So, you want to write a kernel module. You know C, you've written a few normal programs to run as processes, and now you want to get to where the real action is, to where a single wild pointer can wipe out your file system and a core dump means a reboot.

What exactly is a kernel module? Modules are pieces of code that can be loaded and unloaded into the kernel upon demand. They extend the functionality of the kernel without the need to reboot the system. For example, one type of module is the device driver, which allows the kernel to access hardware connected to the system. Without modules, we would have to build monolithic kernels and add new functionality directly into the kernel image.

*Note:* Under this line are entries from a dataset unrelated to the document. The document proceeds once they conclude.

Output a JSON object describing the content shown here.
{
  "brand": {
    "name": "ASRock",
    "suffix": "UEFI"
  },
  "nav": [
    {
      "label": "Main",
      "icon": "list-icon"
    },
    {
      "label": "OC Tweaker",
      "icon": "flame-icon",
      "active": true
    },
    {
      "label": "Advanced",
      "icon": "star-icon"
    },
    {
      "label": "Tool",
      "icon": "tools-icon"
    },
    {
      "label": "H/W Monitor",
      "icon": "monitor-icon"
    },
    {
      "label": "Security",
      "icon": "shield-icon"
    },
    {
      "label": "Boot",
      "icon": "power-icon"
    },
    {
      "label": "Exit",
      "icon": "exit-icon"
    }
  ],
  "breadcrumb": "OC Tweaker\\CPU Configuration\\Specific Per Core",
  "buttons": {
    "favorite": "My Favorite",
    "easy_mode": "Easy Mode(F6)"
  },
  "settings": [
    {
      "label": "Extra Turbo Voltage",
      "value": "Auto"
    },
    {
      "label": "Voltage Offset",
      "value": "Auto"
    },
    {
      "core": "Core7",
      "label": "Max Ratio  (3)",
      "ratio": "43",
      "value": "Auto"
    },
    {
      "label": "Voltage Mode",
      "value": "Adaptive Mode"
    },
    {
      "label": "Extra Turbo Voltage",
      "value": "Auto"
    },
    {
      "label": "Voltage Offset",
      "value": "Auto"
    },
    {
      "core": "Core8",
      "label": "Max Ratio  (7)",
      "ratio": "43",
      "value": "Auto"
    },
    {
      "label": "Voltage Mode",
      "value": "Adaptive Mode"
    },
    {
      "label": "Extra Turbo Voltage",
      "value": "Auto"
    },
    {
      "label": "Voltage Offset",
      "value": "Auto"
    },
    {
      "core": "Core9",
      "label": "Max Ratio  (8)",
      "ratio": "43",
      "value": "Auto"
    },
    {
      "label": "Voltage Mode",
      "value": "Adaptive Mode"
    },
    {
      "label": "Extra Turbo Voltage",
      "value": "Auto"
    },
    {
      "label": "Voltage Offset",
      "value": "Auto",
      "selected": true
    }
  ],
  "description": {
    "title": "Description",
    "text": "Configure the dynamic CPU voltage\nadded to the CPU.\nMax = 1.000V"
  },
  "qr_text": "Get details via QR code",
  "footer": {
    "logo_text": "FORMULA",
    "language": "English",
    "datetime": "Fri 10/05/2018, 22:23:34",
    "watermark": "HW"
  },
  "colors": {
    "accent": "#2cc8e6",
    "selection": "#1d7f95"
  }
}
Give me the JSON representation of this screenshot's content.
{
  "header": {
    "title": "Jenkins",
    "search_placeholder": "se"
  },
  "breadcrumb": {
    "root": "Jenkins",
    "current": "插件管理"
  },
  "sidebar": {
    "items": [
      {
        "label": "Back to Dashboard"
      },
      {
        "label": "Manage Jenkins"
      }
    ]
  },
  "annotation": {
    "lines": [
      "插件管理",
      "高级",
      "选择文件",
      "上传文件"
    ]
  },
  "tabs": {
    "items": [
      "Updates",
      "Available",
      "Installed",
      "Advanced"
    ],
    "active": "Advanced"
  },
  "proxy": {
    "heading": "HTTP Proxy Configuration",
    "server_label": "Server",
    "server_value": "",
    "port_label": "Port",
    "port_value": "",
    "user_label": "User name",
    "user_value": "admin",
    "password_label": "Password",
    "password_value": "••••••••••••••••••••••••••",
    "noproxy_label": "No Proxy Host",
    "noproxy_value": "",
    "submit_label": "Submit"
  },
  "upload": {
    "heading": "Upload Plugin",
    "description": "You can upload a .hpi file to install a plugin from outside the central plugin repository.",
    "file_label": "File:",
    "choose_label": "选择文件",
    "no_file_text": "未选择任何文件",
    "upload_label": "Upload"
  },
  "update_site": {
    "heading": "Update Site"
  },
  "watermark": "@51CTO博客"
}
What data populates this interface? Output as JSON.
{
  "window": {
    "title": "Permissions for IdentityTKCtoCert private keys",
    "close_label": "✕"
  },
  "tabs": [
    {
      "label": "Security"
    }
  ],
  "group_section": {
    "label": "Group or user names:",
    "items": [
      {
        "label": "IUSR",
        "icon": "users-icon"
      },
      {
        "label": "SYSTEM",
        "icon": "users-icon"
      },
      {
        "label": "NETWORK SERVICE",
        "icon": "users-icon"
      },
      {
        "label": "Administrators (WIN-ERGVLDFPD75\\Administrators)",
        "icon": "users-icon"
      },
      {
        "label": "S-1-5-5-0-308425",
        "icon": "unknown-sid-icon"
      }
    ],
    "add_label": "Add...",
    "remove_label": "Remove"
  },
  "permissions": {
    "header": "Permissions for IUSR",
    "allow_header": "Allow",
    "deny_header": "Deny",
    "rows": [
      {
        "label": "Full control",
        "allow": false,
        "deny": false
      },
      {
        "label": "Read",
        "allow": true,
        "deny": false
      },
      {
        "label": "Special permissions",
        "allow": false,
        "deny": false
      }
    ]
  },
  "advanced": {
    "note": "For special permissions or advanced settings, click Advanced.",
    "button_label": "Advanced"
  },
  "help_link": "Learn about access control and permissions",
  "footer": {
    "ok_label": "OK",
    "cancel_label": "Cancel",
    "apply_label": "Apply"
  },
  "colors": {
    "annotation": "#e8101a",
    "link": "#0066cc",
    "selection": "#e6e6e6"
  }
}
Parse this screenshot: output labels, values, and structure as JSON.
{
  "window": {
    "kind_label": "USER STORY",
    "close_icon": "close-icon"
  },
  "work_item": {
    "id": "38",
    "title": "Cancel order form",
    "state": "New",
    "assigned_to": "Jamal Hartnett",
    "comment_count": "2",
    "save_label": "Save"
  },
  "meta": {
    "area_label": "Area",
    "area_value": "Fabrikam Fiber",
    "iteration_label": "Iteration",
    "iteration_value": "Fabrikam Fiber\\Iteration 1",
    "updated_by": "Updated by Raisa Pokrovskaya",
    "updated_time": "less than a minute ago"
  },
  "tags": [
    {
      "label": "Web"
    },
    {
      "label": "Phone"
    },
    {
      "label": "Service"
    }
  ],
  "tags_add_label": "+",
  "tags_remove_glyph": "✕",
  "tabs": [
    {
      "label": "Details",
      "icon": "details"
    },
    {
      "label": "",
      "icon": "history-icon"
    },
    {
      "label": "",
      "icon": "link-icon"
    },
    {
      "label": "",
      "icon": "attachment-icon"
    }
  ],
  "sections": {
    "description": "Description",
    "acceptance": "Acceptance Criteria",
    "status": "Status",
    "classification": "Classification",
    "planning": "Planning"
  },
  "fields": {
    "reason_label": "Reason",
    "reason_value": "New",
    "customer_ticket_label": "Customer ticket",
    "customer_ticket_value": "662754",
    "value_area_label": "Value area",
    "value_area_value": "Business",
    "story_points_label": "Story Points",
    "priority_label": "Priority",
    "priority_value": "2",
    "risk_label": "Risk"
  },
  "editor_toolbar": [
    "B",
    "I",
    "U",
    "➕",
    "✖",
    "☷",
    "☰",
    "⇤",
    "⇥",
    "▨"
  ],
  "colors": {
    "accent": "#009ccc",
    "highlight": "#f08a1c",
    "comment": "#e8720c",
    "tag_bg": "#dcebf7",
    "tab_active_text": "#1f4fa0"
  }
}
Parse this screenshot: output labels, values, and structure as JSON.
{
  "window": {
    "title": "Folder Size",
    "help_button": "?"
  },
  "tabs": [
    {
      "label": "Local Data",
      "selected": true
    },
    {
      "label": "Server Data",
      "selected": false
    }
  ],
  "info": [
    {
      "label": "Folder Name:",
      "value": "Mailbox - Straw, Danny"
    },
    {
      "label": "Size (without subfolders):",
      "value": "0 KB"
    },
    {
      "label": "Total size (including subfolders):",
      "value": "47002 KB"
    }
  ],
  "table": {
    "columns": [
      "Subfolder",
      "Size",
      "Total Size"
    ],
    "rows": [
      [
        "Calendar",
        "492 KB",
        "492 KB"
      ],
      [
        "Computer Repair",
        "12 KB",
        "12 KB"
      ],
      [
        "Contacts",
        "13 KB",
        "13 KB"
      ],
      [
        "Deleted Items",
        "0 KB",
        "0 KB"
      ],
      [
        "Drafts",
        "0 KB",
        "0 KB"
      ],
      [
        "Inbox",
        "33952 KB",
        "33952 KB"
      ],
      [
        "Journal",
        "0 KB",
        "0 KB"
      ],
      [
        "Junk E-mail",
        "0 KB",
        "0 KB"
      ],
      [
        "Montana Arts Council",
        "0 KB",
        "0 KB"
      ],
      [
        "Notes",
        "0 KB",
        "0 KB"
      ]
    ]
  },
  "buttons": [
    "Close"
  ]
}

Besides having larger kernels, this has the disadvantage of requiring us to rebuild and reboot the kernel every time we want new functionality.

 
 
  Published under the terms of the GNU General Public License Design by Interspire